For each line below that contains the word "AMARILLO", make a copy.

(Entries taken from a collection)
● ● ● ● ● ● ●
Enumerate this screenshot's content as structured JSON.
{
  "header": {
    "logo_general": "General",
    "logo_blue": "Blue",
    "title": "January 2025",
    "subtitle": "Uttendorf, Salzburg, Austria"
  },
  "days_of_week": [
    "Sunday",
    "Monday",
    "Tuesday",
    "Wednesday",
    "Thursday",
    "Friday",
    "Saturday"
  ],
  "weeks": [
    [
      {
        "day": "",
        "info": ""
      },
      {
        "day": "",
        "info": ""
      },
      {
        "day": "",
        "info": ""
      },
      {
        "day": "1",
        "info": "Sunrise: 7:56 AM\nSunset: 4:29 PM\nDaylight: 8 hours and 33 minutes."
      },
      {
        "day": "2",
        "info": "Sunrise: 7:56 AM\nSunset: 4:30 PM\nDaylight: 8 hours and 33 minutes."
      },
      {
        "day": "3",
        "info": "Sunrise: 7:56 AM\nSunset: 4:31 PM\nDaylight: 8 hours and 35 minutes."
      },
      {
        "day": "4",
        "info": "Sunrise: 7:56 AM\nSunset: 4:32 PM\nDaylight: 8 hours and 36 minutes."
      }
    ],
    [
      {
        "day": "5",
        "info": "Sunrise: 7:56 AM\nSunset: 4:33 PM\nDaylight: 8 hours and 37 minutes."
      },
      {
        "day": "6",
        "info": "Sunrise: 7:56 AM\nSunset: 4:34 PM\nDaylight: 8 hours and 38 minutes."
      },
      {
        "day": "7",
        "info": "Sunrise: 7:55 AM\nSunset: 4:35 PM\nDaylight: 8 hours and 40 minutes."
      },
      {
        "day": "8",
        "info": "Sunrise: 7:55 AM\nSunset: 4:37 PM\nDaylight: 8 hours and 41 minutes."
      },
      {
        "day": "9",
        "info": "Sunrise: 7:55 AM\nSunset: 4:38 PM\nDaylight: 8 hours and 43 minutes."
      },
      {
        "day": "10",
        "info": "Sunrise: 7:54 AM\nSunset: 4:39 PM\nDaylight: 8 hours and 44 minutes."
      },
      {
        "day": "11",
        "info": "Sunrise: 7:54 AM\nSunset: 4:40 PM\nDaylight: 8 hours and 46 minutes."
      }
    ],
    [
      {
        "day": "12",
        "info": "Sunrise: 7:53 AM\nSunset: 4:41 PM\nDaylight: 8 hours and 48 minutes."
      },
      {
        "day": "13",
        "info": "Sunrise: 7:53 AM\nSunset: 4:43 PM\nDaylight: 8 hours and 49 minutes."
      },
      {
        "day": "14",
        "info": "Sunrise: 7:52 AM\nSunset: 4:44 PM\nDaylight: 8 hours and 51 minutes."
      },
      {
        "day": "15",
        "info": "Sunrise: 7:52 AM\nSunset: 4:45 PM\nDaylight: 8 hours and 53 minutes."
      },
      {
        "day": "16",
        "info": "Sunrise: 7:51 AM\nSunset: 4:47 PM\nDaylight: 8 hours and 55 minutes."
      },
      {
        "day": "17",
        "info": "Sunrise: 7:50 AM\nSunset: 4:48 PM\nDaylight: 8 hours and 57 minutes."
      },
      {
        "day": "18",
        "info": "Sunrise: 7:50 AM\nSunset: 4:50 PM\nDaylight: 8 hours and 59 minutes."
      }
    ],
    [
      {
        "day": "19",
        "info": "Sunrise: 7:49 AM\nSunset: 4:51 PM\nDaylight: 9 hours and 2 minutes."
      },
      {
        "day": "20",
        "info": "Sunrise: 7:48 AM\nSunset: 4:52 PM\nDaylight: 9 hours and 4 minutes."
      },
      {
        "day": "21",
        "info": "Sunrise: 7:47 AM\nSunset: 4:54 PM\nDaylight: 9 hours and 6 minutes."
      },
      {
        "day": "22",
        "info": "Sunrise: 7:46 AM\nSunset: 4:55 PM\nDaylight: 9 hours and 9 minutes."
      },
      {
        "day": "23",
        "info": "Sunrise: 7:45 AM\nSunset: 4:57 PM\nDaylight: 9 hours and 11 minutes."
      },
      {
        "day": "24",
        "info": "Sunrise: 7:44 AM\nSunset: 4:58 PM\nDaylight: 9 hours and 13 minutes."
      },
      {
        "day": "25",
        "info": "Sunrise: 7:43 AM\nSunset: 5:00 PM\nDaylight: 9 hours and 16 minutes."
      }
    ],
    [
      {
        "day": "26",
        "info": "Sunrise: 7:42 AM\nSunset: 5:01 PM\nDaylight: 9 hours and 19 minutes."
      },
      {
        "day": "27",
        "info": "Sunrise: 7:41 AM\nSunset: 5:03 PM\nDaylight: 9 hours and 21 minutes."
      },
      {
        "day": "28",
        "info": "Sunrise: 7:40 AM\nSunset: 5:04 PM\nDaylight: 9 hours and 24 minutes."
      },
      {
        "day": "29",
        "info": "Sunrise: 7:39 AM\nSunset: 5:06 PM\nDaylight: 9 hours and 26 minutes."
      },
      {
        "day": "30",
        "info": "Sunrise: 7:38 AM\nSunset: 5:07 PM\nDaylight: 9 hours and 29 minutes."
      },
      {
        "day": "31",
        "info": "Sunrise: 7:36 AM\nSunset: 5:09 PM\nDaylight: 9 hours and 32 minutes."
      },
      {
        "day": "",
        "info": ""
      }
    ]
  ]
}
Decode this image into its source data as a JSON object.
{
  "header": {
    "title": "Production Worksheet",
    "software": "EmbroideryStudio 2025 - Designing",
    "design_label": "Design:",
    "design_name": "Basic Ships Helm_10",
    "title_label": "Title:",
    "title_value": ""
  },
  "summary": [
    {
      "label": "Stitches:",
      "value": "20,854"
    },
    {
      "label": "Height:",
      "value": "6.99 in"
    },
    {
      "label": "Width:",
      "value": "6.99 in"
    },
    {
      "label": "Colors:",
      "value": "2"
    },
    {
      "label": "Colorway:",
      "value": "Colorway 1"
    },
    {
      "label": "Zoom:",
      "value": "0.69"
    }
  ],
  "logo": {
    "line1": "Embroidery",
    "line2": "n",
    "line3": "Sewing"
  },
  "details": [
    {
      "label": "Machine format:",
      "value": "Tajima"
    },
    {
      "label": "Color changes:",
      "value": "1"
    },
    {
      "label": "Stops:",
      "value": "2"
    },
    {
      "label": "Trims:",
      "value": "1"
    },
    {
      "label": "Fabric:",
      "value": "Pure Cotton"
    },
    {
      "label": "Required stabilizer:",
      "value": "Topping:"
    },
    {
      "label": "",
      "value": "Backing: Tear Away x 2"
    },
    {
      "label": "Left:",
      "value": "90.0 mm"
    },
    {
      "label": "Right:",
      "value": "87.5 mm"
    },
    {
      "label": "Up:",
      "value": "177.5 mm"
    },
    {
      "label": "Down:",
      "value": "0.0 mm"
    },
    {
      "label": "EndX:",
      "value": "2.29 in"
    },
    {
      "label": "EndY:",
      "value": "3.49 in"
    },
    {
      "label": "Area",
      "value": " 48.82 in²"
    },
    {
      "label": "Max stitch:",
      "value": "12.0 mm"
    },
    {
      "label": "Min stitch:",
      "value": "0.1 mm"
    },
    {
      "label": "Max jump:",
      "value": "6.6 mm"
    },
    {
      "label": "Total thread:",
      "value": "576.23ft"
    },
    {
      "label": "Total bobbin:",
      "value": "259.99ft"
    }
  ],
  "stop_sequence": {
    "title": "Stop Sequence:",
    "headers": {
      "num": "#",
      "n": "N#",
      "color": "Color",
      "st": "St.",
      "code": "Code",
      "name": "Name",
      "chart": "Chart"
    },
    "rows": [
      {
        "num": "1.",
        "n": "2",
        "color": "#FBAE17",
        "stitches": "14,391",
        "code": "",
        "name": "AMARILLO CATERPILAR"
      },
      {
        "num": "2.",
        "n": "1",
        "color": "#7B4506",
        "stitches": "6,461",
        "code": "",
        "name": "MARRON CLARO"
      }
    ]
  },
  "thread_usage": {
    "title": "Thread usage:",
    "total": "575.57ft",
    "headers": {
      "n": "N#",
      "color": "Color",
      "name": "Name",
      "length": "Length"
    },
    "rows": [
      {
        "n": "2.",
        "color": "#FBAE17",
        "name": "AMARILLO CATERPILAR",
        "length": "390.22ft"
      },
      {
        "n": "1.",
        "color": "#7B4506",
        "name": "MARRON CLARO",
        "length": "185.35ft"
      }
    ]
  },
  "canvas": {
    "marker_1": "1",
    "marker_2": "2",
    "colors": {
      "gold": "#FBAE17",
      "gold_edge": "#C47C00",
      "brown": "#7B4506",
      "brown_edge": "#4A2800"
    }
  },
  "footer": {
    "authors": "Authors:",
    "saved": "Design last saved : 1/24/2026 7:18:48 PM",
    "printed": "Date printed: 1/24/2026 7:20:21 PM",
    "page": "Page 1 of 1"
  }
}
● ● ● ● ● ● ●
TASK ANSWER ::
        "name": "AMARILLO CATERPILAR"
        "name": "AMARILLO CATERPILAR",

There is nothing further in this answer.